Could The Automotive Axles Limited (NSE:AUTOAXLES) Ownership Structure Tell Us Something Useful?

If you want to know who really controls Automotive Axles Limited (NSE:AUTOAXLES), then you’ll have to look at the makeup of its share registry. Insiders often own a large chunk of younger, smaller, companies while huge companies tend to have institutions as shareholders. Companies that have been privatized tend to have low insider ownership.

Automotive Axles is a smaller company with a market capitalization of ₹12b, so it may still be flying under the radar of many institutional investors. In the chart below below, we can see that institutions are noticeable on the share registry. Let’s delve deeper into each type of owner, to discover more about AUTOAXLES.

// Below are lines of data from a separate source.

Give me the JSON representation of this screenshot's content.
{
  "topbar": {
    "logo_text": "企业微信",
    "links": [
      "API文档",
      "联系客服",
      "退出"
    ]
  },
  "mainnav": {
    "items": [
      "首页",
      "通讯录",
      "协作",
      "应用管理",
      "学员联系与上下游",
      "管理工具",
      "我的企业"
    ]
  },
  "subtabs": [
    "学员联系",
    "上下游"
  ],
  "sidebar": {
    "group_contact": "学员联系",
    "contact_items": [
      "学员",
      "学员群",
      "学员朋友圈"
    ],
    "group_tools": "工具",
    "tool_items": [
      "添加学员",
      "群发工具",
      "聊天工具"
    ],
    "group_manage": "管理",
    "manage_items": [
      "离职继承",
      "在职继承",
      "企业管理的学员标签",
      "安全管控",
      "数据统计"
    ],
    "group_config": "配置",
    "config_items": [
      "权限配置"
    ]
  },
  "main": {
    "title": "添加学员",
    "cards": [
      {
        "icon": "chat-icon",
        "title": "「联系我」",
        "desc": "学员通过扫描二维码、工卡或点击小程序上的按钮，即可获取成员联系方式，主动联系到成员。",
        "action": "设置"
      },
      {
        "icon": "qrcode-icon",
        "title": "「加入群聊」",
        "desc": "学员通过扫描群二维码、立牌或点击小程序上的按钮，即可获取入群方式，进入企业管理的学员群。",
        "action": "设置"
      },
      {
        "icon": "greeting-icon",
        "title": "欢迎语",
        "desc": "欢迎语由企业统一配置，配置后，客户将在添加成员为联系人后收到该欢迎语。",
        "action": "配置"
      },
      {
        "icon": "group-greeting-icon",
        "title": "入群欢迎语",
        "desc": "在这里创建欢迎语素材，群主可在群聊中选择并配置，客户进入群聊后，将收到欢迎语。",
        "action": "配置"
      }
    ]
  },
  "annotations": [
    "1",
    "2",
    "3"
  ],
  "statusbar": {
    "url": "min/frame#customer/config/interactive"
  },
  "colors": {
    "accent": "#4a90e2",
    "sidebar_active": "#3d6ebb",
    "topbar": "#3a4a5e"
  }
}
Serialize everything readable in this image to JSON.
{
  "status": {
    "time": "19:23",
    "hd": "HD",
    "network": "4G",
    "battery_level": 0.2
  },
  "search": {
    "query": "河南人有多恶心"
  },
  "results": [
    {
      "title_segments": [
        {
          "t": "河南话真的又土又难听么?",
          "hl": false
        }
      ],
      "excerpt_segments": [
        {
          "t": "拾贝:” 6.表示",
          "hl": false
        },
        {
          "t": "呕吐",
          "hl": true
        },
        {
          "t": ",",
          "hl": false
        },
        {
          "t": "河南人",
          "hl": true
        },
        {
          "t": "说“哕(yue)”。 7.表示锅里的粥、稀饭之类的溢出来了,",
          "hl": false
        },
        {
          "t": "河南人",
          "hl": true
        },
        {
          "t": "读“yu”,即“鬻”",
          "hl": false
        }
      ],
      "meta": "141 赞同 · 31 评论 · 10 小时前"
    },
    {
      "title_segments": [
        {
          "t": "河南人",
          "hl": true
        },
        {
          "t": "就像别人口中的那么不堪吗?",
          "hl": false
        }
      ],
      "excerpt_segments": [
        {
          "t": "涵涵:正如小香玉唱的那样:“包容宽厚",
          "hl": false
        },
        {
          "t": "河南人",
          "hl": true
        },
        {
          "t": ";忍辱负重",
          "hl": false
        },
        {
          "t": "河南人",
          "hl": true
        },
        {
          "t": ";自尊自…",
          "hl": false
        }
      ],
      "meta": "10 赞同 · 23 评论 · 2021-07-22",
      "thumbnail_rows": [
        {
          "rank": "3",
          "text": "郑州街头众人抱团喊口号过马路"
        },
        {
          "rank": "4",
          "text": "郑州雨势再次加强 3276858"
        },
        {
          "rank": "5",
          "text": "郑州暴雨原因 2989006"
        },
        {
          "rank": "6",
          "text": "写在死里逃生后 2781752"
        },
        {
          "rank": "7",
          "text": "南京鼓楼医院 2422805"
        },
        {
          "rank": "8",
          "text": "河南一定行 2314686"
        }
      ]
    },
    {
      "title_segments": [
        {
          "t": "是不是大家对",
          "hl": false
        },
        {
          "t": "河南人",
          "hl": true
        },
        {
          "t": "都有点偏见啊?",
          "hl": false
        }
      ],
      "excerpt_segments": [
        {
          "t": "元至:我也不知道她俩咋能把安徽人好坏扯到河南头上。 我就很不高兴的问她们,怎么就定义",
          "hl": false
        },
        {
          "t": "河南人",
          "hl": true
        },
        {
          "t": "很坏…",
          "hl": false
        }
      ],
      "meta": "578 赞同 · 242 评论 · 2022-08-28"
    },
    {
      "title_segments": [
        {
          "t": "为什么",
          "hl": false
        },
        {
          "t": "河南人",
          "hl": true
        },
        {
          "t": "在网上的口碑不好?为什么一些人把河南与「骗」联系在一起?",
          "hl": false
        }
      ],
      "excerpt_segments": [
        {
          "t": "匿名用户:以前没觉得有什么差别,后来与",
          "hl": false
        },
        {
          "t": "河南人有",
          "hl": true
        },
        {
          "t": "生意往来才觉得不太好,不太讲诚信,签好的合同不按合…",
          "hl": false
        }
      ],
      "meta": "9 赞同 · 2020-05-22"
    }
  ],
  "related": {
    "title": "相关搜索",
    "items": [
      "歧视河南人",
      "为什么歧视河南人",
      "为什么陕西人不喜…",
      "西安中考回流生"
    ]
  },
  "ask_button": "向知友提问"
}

View our latest analysis for Automotive Axles

NSEI:AUTOAXLES Ownership Summary, November 20th 2019
NSEI:AUTOAXLES Ownership Summary, November 20th 2019

What Does The Institutional Ownership Tell Us About Automotive Axles?

Many institutions measure their performance against an index that approximates the local market. So they usually pay more attention to companies that are included in major indices.

Automotive Axles already has institutions on the share registry. Indeed, they own 15% of the company. This implies the analysts working for those institutions have looked at the stock and they like it. But just like anyone else, they could be wrong. If multiple institutions change their view on a stock at the same time, you could see the share price drop fast. It’s therefore worth looking at Automotive Axles’s earnings history, below. Of course, the future is what really matters.

NSEI:AUTOAXLES Income Statement, November 20th 2019
NSEI:AUTOAXLES Income Statement, November 20th 2019

Hedge funds don’t have many shares in Automotive Axles. There is some analyst coverage of the stock, but it could still become more well known, with time.

Insider Ownership Of Automotive Axles

The definition of an insider can differ slightly between different countries, but members of the board of directors always count. Management ultimately answers to the board. However, it is not uncommon for managers to be executive board members, especially if they are a founder or the CEO.

Insider ownership is positive when it signals leadership are thinking like the true owners of the company. However, high insider ownership can also give immense power to a small group within the company. This can be negative in some circumstances.

Our information suggests that Automotive Axles Limited insiders own under 1% of the company. However, it’s possible that insiders might have an indirect interest through a more complex structure. It has a market capitalization of just ₹12b, and the board has only ₹58m worth of shares in their own names. Many investors in smaller companies prefer to see the board more heavily invested. You can click here to see if those insiders have been buying or selling.

General Public Ownership

With a 13% ownership, the general public have some degree of sway over AUTOAXLES. While this group can’t necessarily call the shots, it can certainly have a real influence on how the company is run.

Private Company Ownership

Our data indicates that Private Companies hold 36%, of the company’s shares. It might be worth looking deeper into this. If related parties, such as insiders, have an interest in one of these private companies, that should be disclosed in the annual report. Private companies may also have a strategic interest in the company.

Public Company Ownership

It appears to us that public companies own 36% of AUTOAXLES. We can’t be certain, but this is quite possible this is a strategic stake. The businesses may be similar, or work together.

Next Steps:

It’s always worth thinking about the different groups who own shares in a company. But to understand Automotive Axles better, we need to consider many other factors.

Many find it useful to take an in depth look at how a company has performed in the past. You can access this detailed graph of past earnings, revenue and cash flow.

Ultimately the future is most important. You can access this free report on analyst forecasts for the company.

NB: Figures in this article are calculated using data from the last twelve months, which refer to the 12-month period ending on the last date of the month the financial statement is dated. This may not be consistent with full year annual report figures.

We aim to bring you long-term focused research analysis driven by fundamental data. Note that our analysis may not factor in the latest price-sensitive company announcements or qualitative material.

If you spot an error that warrants correction, please contact the editor at editorial-team@simplywallst.com. This article by Simply Wall St is general in nature. It does not constitute a recommendation to buy or sell any stock, and does not take account of your objectives, or your financial situation. Simply Wall St has no position in the stocks mentioned. Thank you for reading.